A tribunal will be likely to consider whether, at all material times, the company considered the practicalities of consultation. It will not be sufficient for a company to say with hindsight, that consultation was not practicable at any point. As matters progress, a company must take all steps towards compliance that are practicable in the circumstances. In one case, a school had been aware that pupil intake was in decline and that if things did not improve the school would have to close. Two months later, the school confirmed that the school was to close and dismissed the staff without consultation. It was found that when the school first became aware of the decline in intake, it gave rise to a fixed, albeit provisional, intention that there would be changes and that this should have compelled the employer to contemplate redundancies.

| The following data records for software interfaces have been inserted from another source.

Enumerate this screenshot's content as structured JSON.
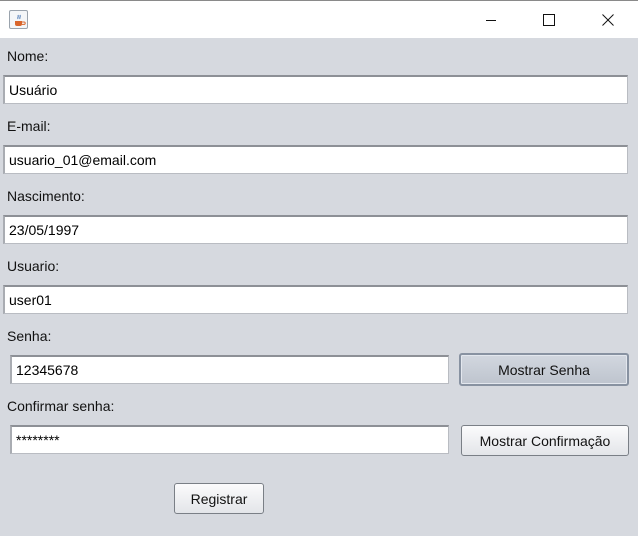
{
  "titlebar": {
    "icon": "java-cup-icon",
    "controls": [
      "minimize-icon",
      "maximize-icon",
      "close-icon"
    ]
  },
  "form": {
    "nome": {
      "label": "Nome:",
      "value": "Usuário"
    },
    "email": {
      "label": "E-mail:",
      "value": "usuario_01@email.com"
    },
    "nascimento": {
      "label": "Nascimento:",
      "value": "23/05/1997"
    },
    "usuario": {
      "label": "Usuario:",
      "value": "user01"
    },
    "senha": {
      "label": "Senha:",
      "value": "12345678",
      "toggle_label": "Mostrar Senha"
    },
    "confirmar": {
      "label": "Confirmar senha:",
      "value": "********",
      "toggle_label": "Mostrar Confirmação"
    },
    "submit_label": "Registrar"
  }
}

Timing of insolvency
A tribunal is more likely to find that special circumstances exist in the event of a “sudden disaster” rather than a “gradual run down of the company”. However, a tribunal will not find that a company must consult, or continue to consult, in circumstances where to do so would induce unlawful activity. For example, in one case, a company failed to consult for the requisite period but it was decided that the fact of insolvency was a mitigating factor when calculating the amount of the Protective Award because, if the company had completed the consultation period, it would have required the company to trade while insolvent, which would have been unlawful. In that case a Protective Award was granted, but not for the full 90 days’ salary.
In any event, a claim for monies against an insolvent employer is likely to be difficult to recover. However, once liability is established by a tribunal, employees have recourse to the National Insurance Fund. Although, the fund will only guarantee payments up to a limit of eight weeks’ pay and that will be subject to a statutory limit on a weeks’ pay. This is less than the 90 days’ potentially recoverable from the employer.
While it remains to be seen whether Thomas Cook took steps to consult with employees before making redundancies, it seems unlikely that the company will escape all liability for the Protective Award, although there may be mitigating circumstances that reduce the full 90 day liability.
Any company facing financial difficulties should at all-times consider the concealment of consultation where there are to be collective redundancies and ensure that when there is trouble on the horizon, statutory duties are not neglected.
Please note that this blog is provided for general information only. It is not intended to amount to advice on which you should rely. You must obtain professional or specialist advice before taking, or refraining from, any action on the basis of the content of this blog.
Edwin Coe LLP is a Limited Liability Partnership, registered in England & Wales (No.OC326366). The Firm is authorised and regulated by the Solicitors Regulation Authority. A list of members of the LLP is available for inspection at our registered office address: 2 Stone Buildings, Lincoln’s Inn, London, WC2A 3TH. “Partner” denotes a member of the LLP or an employee or consultant with the equivalent standing.